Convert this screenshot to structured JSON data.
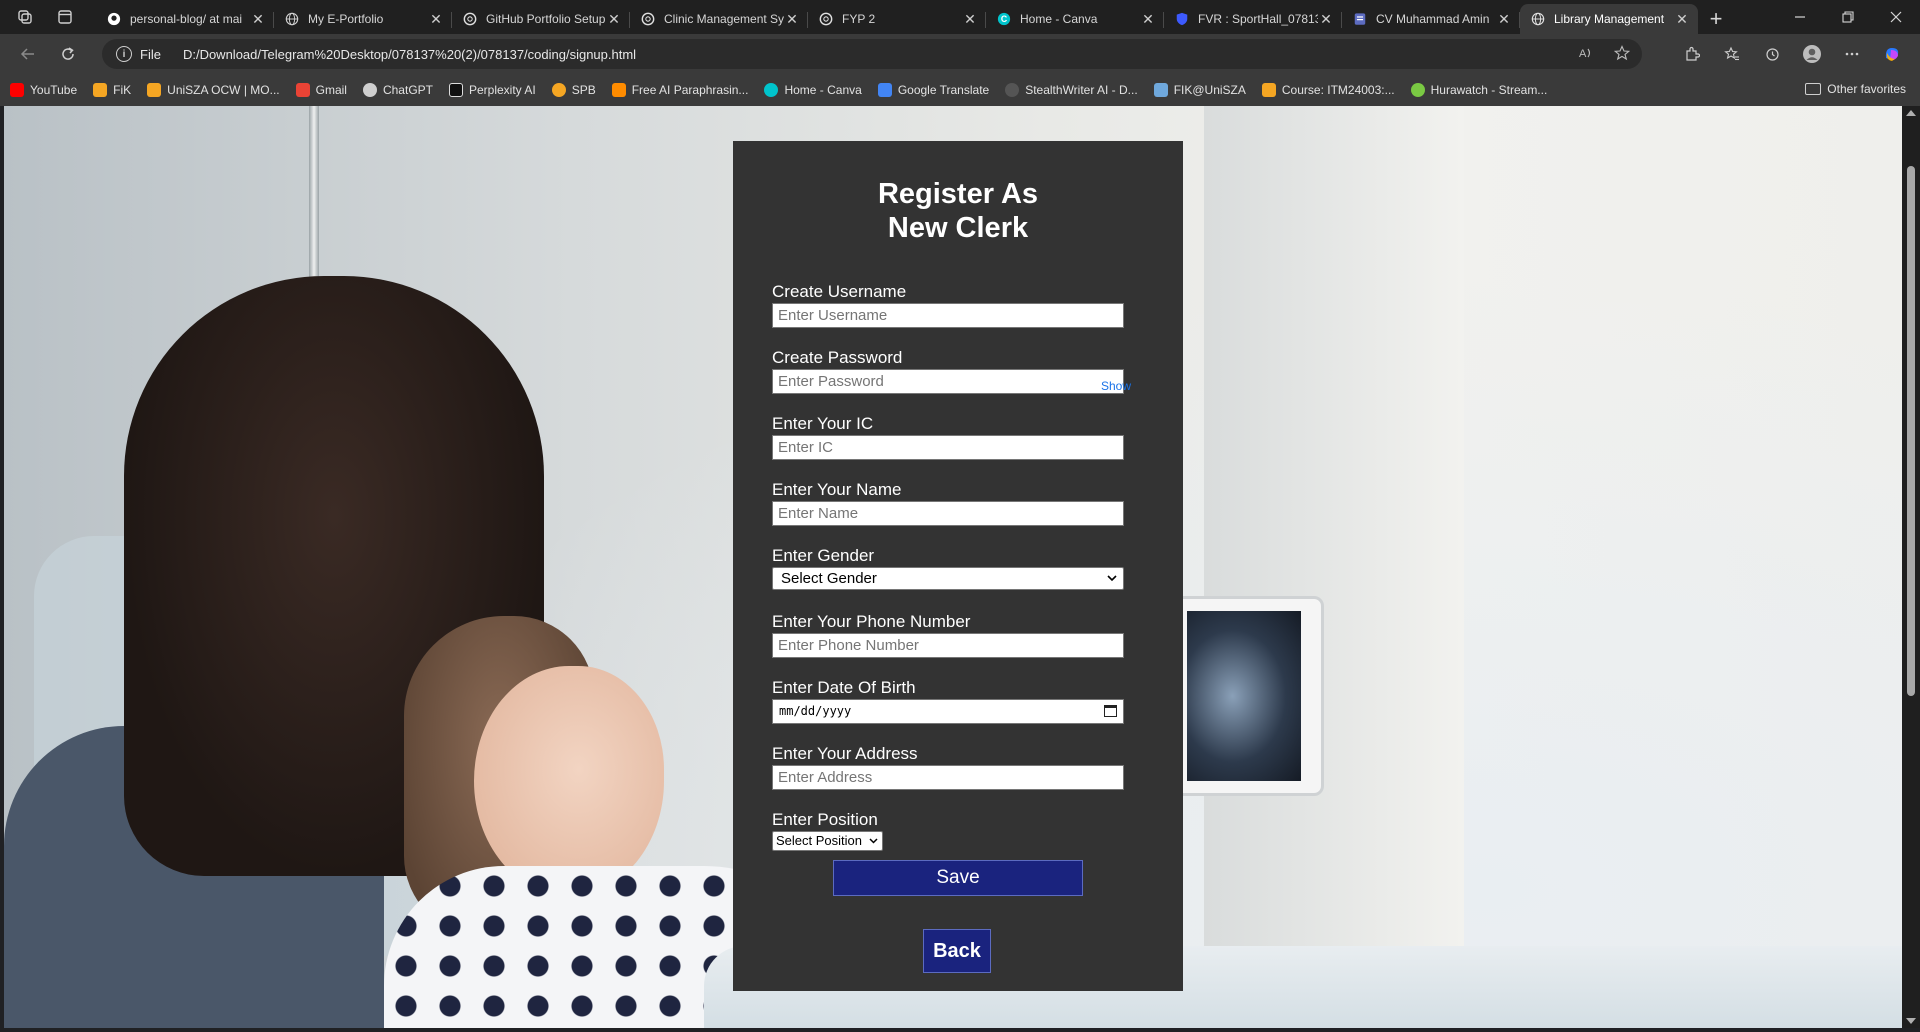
{
  "browser": {
    "tabs": [
      {
        "title": "personal-blog/ at mai",
        "icon": "github-icon"
      },
      {
        "title": "My E-Portfolio",
        "icon": "globe-icon"
      },
      {
        "title": "GitHub Portfolio Setup",
        "icon": "chatgpt-icon"
      },
      {
        "title": "Clinic Management Sy",
        "icon": "chatgpt-icon"
      },
      {
        "title": "FYP 2",
        "icon": "chatgpt-icon"
      },
      {
        "title": "Home - Canva",
        "icon": "canva-icon"
      },
      {
        "title": "FVR : SportHall_07813",
        "icon": "shield-icon"
      },
      {
        "title": "CV Muhammad Amin",
        "icon": "doc-icon"
      },
      {
        "title": "Library Management",
        "icon": "globe-icon",
        "active": true
      }
    ],
    "close_glyph": "✕",
    "newtab_glyph": "+",
    "address": {
      "scheme_label": "File",
      "url": "D:/Download/Telegram%20Desktop/078137%20(2)/078137/coding/signup.html"
    },
    "bookmarks": [
      {
        "label": "YouTube",
        "color": "#ff0000"
      },
      {
        "label": "FiK",
        "color": "#f5a623"
      },
      {
        "label": "UniSZA OCW | MO...",
        "color": "#f5a623"
      },
      {
        "label": "Gmail",
        "color": "#ea4335"
      },
      {
        "label": "ChatGPT",
        "color": "#cfcfcf"
      },
      {
        "label": "Perplexity AI",
        "color": "#222222"
      },
      {
        "label": "SPB",
        "color": "#f5a623"
      },
      {
        "label": "Free AI Paraphrasin...",
        "color": "#ff8c00"
      },
      {
        "label": "Home - Canva",
        "color": "#00c4cc"
      },
      {
        "label": "Google Translate",
        "color": "#4285f4"
      },
      {
        "label": "StealthWriter AI - D...",
        "color": "#555555"
      },
      {
        "label": "FIK@UniSZA",
        "color": "#6fa8dc"
      },
      {
        "label": "Course: ITM24003:...",
        "color": "#f5a623"
      },
      {
        "label": "Hurawatch - Stream...",
        "color": "#7ac943"
      }
    ],
    "other_favorites": "Other favorites"
  },
  "form": {
    "title_line1": "Register As",
    "title_line2": "New Clerk",
    "username": {
      "label": "Create Username",
      "placeholder": "Enter Username"
    },
    "password": {
      "label": "Create Password",
      "placeholder": "Enter Password",
      "toggle": "Show"
    },
    "ic": {
      "label": "Enter Your IC",
      "placeholder": "Enter IC"
    },
    "name": {
      "label": "Enter Your Name",
      "placeholder": "Enter Name"
    },
    "gender": {
      "label": "Enter Gender",
      "selected": "Select Gender"
    },
    "phone": {
      "label": "Enter Your Phone Number",
      "placeholder": "Enter Phone Number"
    },
    "dob": {
      "label": "Enter Date Of Birth",
      "placeholder": "mm/dd/yyyy"
    },
    "address": {
      "label": "Enter Your Address",
      "placeholder": "Enter Address"
    },
    "position": {
      "label": "Enter Position",
      "selected": "Select Position"
    },
    "save_label": "Save",
    "back_label": "Back"
  },
  "colors": {
    "panel": "#333333",
    "button": "#1a237e",
    "link": "#1a73e8"
  }
}
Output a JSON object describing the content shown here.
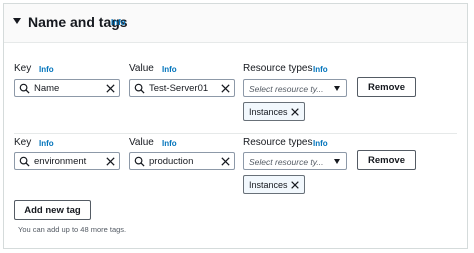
{
  "section": {
    "title": "Name and tags",
    "info": "Info"
  },
  "tag_rows": [
    {
      "key_label": "Key",
      "key_info": "Info",
      "key_value": "Name",
      "value_label": "Value",
      "value_info": "Info",
      "value_value": "Test-Server01",
      "resource_label": "Resource types",
      "resource_info": "Info",
      "resource_placeholder": "Select resource ty...",
      "remove_label": "Remove",
      "token_label": "Instances"
    },
    {
      "key_label": "Key",
      "key_info": "Info",
      "key_value": "environment",
      "value_label": "Value",
      "value_info": "Info",
      "value_value": "production",
      "resource_label": "Resource types",
      "resource_info": "Info",
      "resource_placeholder": "Select resource ty...",
      "remove_label": "Remove",
      "token_label": "Instances"
    }
  ],
  "add_tag": {
    "label": "Add new tag",
    "hint": "You can add up to 48 more tags."
  },
  "icons": [
    "caret-down-icon",
    "search-icon",
    "clear-icon",
    "dropdown-caret-icon",
    "token-dismiss-icon"
  ],
  "colors": {
    "info_link": "#0073bb",
    "border": "#8d99a8",
    "token_bg": "#f2f8fd"
  }
}
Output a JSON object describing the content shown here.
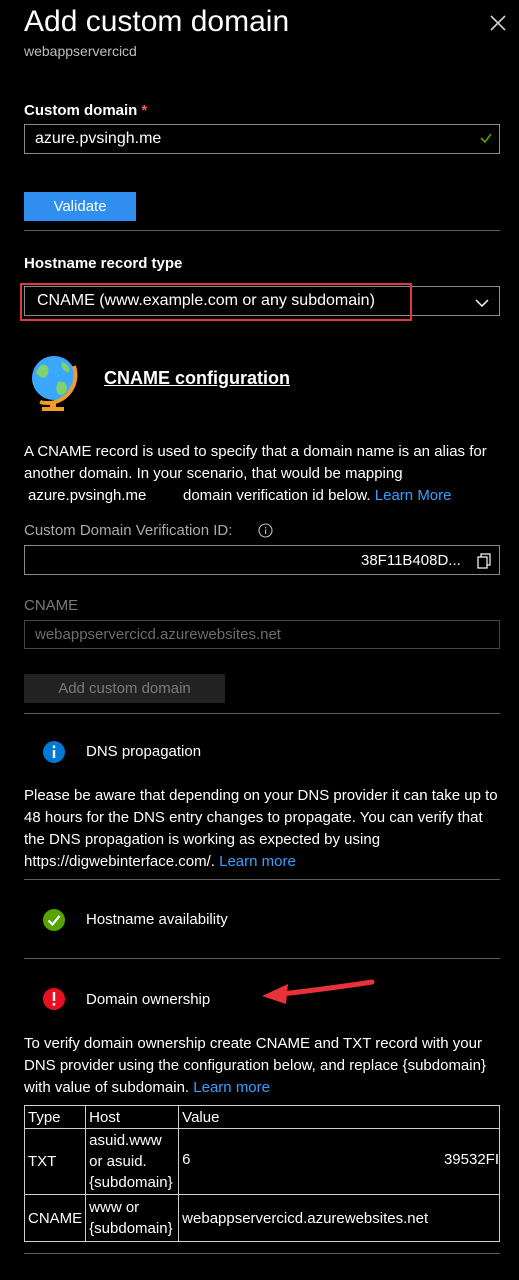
{
  "header": {
    "title": "Add custom domain",
    "subtitle": "webappservercicd",
    "close_icon": "close-icon"
  },
  "custom_domain": {
    "label": "Custom domain",
    "required_mark": "*",
    "value": "azure.pvsingh.me",
    "status_icon": "checkmark-icon",
    "validate_label": "Validate"
  },
  "hostname_record": {
    "label": "Hostname record type",
    "selected": "CNAME (www.example.com or any subdomain)",
    "highlight_color": "#e0383f"
  },
  "cname_config": {
    "icon": "globe-icon",
    "heading": "CNAME configuration",
    "para_part1": "A CNAME record is used to specify that a domain name is an alias for another domain. In your scenario, that would be mapping",
    "para_domain": "azure.pvsingh.me",
    "para_part2": "domain verification id below.",
    "learn_more": "Learn More"
  },
  "verification": {
    "label": "Custom Domain Verification ID:",
    "info_icon": "info-icon",
    "value_suffix": "38F11B408D...",
    "copy_icon": "copy-icon"
  },
  "cname_field": {
    "label": "CNAME",
    "value": "webappservercicd.azurewebsites.net"
  },
  "add_button": {
    "label": "Add custom domain"
  },
  "dns_propagation": {
    "icon": "info-circle-icon",
    "title": "DNS propagation",
    "text": "Please be aware that depending on your DNS provider it can take up to 48 hours for the DNS entry changes to propagate. You can verify that the DNS propagation is working as expected by using https://digwebinterface.com/.",
    "learn_more": "Learn more"
  },
  "hostname_availability": {
    "icon": "check-circle-icon",
    "title": "Hostname availability"
  },
  "domain_ownership": {
    "icon": "error-circle-icon",
    "title": "Domain ownership",
    "arrow_icon": "red-arrow-icon",
    "text": "To verify domain ownership create CNAME and TXT record with your DNS provider using the configuration below, and replace {subdomain} with value of subdomain.",
    "learn_more": "Learn more"
  },
  "dns_table": {
    "headers": [
      "Type",
      "Host",
      "Value"
    ],
    "rows": [
      {
        "type": "TXT",
        "host": "asuid.www or asuid.{subdomain}",
        "value_prefix": "6",
        "value_suffix": "39532FI"
      },
      {
        "type": "CNAME",
        "host": "www or {subdomain}",
        "value": "webappservercicd.azurewebsites.net"
      }
    ]
  },
  "colors": {
    "accent": "#2f8ef0",
    "link": "#3aa0ff",
    "success": "#57a300",
    "error": "#e81123",
    "info": "#0078d4"
  }
}
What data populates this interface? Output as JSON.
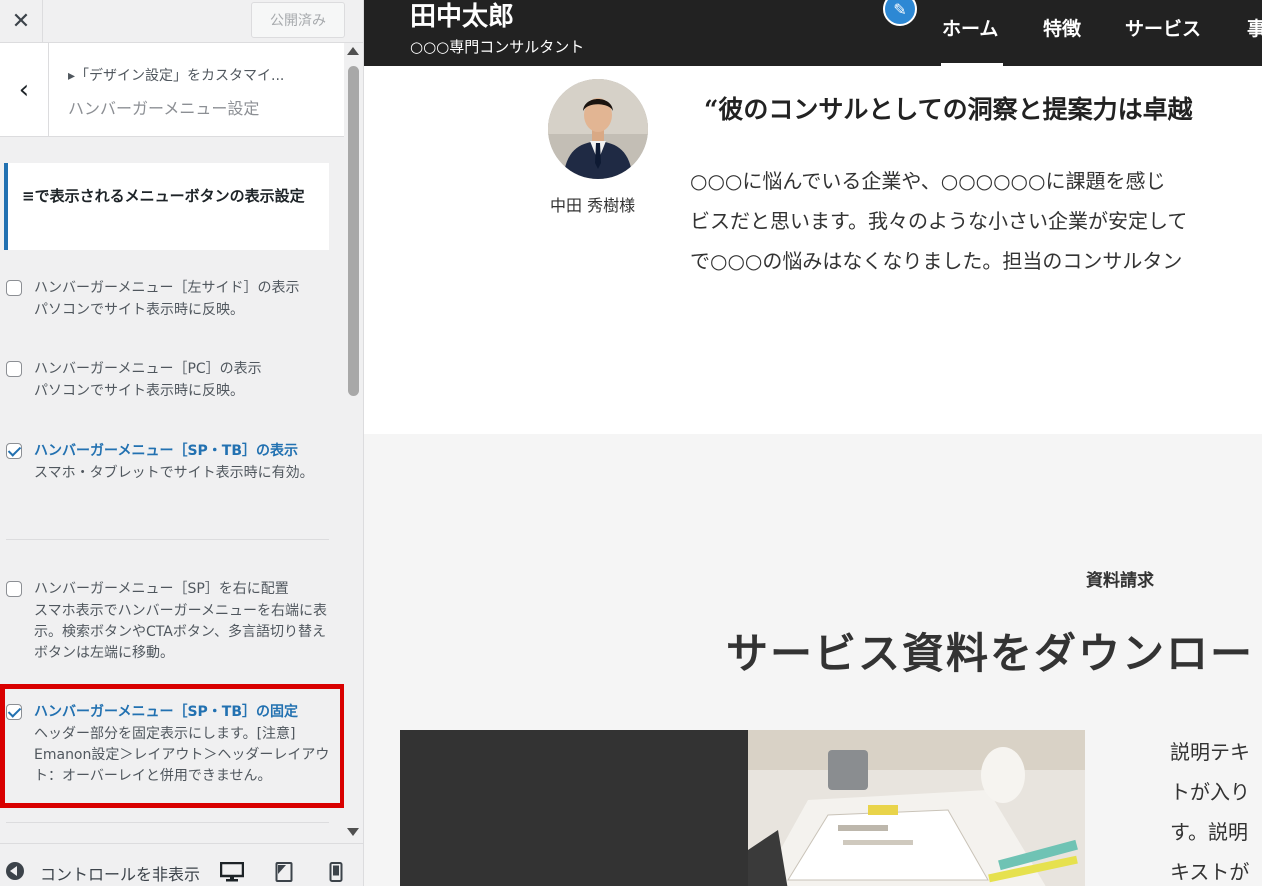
{
  "customizer": {
    "close_icon": "close-x-icon",
    "publish_label": "公開済み",
    "breadcrumb": "▸「デザイン設定」をカスタマイ...",
    "panel_title": "ハンバーガーメニュー設定",
    "section_heading": "≡で表示されるメニューボタンの表示設定",
    "options": [
      {
        "label": "ハンバーガーメニュー［左サイド］の表示",
        "desc": "パソコンでサイト表示時に反映。",
        "checked": false
      },
      {
        "label": "ハンバーガーメニュー［PC］の表示",
        "desc": "パソコンでサイト表示時に反映。",
        "checked": false
      },
      {
        "label": "ハンバーガーメニュー［SP・TB］の表示",
        "desc": "スマホ・タブレットでサイト表示時に有効。",
        "checked": true
      },
      {
        "label": "ハンバーガーメニュー［SP］を右に配置",
        "desc": "スマホ表示でハンバーガーメニューを右端に表示。検索ボタンやCTAボタン、多言語切り替えボタンは左端に移動。",
        "checked": false
      },
      {
        "label": "ハンバーガーメニュー［SP・TB］の固定",
        "desc": "ヘッダー部分を固定表示にします。[注意] Emanon設定＞レイアウト＞ヘッダーレイアウト：オーバーレイと併用できません。",
        "checked": true
      }
    ],
    "footer": {
      "collapse_label": "コントロールを非表示",
      "devices": [
        "desktop-icon",
        "tablet-icon",
        "mobile-icon"
      ]
    },
    "accent_color": "#2271b1",
    "highlight_color": "#d90000"
  },
  "preview": {
    "site_name": "田中太郎",
    "tagline": "○○○専門コンサルタント",
    "nav": [
      "ホーム",
      "特徴",
      "サービス",
      "事"
    ],
    "testimonial": {
      "person": "中田 秀樹様",
      "quote_title": "“彼のコンサルとしての洞察と提案力は卓越",
      "body_lines": [
        "○○○に悩んでいる企業や、○○○○○○に課題を感じ",
        "ビスだと思います。我々のような小さい企業が安定して",
        "で○○○の悩みはなくなりました。担当のコンサルタン"
      ]
    },
    "download": {
      "eyebrow": "資料請求",
      "heading": "サービス資料をダウンロー",
      "text_lines": [
        "説明テキ",
        "トが入り",
        "す。説明",
        "キストが"
      ]
    },
    "header_color": "#222222"
  }
}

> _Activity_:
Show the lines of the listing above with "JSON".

> _Solved problem_:
Convert this screenshot to structured JSON data.
Output a JSON object describing the content shown here.
Output a JSON object describing the content shown here.
What data populates this interface? Output as JSON.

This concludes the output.